Researchers at the Technion-Israel Institute of Technology have developed a new type of breathalyzer that can read 17 different diseases — including lung cancer and multiple sclerosis — from a single breath, a recent study in ACS Nano reports.
The team tested the device by having 1,400 people — 813 who had a disease and 591 controls — from five different countries breathe into it. In all cases, the machine managed to identify each person’s disease with 86 percent accuracy.
Though the technology may seem far-fetched, it works because each disease has its own “breathprint” that can be read and analyzed. To do this, the machine scans for microscopic compounds known as volatile organic compounds (VOCs) within each exhale.

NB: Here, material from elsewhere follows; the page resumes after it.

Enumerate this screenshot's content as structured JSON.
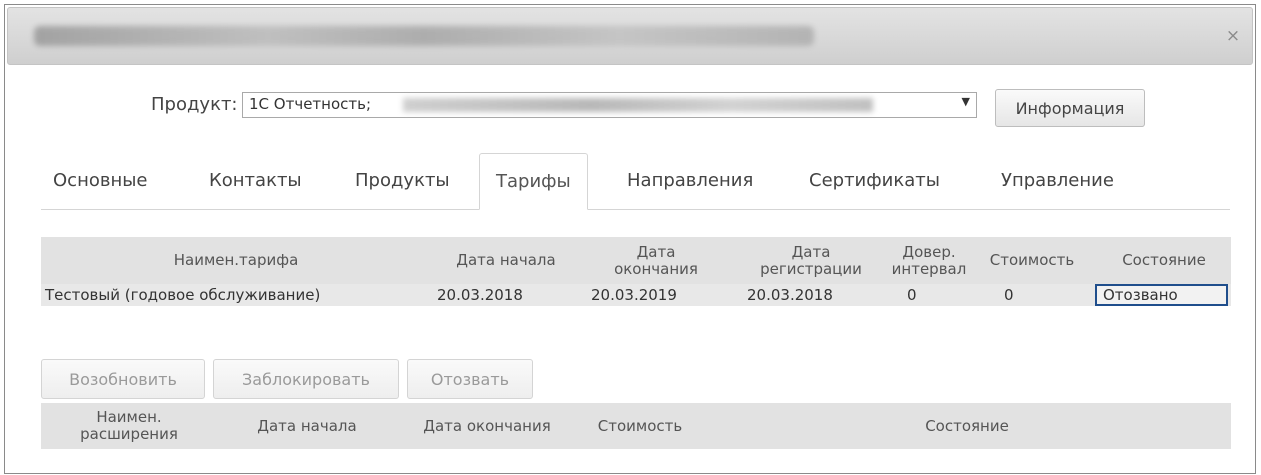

“These odor signatures are what enables us to identify the diseases using the technology that we developed,” explained study co-author Hossam Haick, a professor at the Technion-Israel Institute of Technology, according to Engadget.
The idea to test for VOCs is not new. Doctors used to smell bodily emissions to help with diagnoses as far back as 400 B.C. However, while smelling excrement and blood can be helpful, examining a person’s breath is cheaper, easier, and non-invasive, Live Science reports.
The breathalyzer is able to make readings because it contains two special nanolayers. The first is carbonless and has both modified gold nanoparticles and a network of nanotubes that work to provide electrical conductivity. The other layer — which has carbon — acts as a sensing layer that holds in any exhaled VOCs.
As a result, when someone breathes into the device, their VOCs interact with the organic sensing layer, which then changes the electrical resistance of the inorganic sensors. The team then measures those sensors to see which VOCs are present.
Each exhaled breath contains hundreds of known VOCs, but researchers only needed 13 to determine which of the 17 diseases the subjects had. For instance, the VOC nonanal is linked to numerous disorders — including ovarian cancer, inflammatory bowel disease, and breast cancer — while the VOC isoprene is associated with chronic liver disease. However, as each VOC is linked to numerous conditions, the team needs multiple readings to make a proper diagnosis.
While the results of the study are promising, the breathalyzer is still a long way from market. Further testing and better accuracy will be needed before it can be put into regular use. Even so, the findings show that the machine has a lot of promise and could one day be used as an inexpensive way to both screen and diagnose patients around the world.
“[I]n the case of lung cancer we can increase the survival rate from 10 to 70 percent by early diagnosis,” Haick said. “It is available without the need for invasive and unpleasant procedures, it’s not dangerous, and you can sample it again and again if necessary.”